Brief = Go through the data below and report how many lines contain "value"; the reply holds only that number.

Segment Open

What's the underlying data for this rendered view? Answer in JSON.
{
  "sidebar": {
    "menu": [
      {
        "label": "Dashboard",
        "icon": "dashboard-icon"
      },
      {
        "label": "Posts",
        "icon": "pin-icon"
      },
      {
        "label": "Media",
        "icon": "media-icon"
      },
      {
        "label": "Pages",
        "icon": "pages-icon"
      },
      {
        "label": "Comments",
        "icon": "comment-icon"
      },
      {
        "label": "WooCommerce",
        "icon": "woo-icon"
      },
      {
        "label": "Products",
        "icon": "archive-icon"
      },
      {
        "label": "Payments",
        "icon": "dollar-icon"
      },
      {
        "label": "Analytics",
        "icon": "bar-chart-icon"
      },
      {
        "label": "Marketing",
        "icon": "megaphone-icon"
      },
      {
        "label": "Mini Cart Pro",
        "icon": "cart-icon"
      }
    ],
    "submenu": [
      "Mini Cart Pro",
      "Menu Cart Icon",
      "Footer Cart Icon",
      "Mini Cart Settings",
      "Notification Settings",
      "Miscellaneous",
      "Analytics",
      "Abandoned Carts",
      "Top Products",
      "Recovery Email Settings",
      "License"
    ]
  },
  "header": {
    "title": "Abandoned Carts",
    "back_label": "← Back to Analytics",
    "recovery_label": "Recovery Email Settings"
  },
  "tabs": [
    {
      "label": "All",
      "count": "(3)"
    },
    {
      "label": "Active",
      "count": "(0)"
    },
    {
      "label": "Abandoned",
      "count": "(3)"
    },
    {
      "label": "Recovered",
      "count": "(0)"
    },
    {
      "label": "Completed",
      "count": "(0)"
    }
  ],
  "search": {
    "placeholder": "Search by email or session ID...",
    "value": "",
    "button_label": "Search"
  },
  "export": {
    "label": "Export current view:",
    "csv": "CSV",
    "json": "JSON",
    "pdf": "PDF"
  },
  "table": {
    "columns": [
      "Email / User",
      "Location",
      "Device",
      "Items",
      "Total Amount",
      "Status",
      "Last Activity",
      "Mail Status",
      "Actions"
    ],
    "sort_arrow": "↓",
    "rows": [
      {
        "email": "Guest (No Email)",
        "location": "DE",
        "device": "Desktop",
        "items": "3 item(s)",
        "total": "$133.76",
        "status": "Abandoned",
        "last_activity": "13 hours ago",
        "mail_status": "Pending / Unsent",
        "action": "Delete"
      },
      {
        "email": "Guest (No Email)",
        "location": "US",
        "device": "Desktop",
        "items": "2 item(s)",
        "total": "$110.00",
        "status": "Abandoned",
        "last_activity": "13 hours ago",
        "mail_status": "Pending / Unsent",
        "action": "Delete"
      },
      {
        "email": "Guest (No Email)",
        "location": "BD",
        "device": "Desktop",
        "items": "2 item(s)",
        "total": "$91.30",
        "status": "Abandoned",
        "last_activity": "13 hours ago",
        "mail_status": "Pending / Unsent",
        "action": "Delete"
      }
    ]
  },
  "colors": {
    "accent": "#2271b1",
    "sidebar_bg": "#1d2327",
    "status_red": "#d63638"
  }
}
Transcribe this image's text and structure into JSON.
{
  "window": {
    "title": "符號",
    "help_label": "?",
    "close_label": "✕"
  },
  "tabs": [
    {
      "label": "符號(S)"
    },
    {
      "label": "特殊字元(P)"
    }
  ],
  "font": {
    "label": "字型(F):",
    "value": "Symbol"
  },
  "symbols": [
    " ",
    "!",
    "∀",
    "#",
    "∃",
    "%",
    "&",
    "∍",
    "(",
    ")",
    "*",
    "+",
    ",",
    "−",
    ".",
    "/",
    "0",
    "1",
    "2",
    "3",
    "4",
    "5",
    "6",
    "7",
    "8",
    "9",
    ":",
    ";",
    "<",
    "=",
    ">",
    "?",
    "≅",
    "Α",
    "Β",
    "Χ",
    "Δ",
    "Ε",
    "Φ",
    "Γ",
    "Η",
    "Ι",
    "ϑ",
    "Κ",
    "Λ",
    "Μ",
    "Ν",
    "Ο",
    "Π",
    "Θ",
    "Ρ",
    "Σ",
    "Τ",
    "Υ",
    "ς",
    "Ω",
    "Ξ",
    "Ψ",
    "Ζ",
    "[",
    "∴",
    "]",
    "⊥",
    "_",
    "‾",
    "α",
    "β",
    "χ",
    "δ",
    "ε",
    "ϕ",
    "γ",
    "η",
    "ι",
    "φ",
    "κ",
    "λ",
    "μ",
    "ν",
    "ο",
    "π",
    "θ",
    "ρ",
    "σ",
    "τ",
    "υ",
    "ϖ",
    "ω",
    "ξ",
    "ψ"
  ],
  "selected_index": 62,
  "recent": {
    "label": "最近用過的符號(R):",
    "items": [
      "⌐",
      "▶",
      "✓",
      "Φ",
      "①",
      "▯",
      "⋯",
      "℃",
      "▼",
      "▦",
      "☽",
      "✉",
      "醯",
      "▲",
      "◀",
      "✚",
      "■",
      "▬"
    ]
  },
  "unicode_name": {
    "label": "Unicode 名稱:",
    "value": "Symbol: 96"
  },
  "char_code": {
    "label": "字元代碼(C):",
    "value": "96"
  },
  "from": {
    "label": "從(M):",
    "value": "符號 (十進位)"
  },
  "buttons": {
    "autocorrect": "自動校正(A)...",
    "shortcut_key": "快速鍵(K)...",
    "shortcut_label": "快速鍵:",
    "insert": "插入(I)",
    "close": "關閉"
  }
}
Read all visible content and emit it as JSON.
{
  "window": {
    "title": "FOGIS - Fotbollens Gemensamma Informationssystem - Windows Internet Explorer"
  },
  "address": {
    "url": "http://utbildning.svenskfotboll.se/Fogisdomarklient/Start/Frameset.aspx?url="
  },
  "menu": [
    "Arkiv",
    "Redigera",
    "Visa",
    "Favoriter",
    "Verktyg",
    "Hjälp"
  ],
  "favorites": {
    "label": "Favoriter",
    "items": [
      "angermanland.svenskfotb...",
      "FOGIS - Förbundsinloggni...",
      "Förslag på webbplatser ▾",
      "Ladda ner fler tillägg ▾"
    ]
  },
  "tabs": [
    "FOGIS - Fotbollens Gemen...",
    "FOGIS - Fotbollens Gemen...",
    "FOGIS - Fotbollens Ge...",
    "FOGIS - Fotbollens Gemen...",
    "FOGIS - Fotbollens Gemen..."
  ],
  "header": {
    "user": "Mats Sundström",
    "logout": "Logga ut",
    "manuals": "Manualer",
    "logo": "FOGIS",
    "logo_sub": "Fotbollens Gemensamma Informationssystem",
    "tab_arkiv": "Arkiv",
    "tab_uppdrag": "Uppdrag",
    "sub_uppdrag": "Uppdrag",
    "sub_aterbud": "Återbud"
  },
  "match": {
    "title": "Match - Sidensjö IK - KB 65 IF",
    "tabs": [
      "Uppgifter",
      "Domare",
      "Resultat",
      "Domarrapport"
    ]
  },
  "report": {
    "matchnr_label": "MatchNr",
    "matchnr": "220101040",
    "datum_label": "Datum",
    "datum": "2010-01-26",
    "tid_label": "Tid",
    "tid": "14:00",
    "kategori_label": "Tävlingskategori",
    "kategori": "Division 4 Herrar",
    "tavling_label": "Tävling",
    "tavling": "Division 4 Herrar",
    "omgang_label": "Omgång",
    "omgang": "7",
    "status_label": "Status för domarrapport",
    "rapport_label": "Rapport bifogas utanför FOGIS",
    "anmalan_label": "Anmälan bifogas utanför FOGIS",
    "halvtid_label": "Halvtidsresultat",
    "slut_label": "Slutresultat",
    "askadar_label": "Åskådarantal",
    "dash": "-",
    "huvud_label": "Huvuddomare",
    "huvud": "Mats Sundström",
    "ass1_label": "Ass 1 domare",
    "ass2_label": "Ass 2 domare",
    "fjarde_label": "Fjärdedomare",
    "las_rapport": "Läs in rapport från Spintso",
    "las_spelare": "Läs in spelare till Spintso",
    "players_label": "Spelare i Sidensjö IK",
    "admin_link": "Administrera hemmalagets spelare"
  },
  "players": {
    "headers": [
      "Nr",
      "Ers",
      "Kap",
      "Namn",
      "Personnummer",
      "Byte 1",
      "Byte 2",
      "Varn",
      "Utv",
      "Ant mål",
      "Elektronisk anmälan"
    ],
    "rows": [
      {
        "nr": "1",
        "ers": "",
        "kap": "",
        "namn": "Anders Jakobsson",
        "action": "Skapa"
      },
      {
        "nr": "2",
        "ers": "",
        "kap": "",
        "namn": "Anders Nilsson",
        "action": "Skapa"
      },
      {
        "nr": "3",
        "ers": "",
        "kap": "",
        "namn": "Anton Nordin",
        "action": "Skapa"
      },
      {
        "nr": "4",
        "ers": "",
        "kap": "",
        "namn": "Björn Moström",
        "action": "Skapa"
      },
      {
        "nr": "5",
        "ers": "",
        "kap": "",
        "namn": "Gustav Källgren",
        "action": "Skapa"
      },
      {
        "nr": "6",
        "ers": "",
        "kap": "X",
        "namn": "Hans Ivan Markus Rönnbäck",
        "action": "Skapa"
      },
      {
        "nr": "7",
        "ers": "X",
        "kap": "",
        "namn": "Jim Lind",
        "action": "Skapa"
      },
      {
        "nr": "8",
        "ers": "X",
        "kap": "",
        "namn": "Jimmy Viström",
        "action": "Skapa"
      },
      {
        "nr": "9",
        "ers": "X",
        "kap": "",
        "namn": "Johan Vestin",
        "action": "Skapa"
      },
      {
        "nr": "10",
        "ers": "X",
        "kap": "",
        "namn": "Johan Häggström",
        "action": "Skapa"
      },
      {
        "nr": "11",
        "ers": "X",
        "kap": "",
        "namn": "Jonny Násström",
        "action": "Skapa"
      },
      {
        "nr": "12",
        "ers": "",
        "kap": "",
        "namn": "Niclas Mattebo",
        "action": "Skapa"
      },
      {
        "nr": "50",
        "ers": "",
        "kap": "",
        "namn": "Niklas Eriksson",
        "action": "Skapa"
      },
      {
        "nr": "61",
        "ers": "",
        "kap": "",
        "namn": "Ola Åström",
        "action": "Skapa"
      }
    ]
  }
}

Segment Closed

Exercise response = 5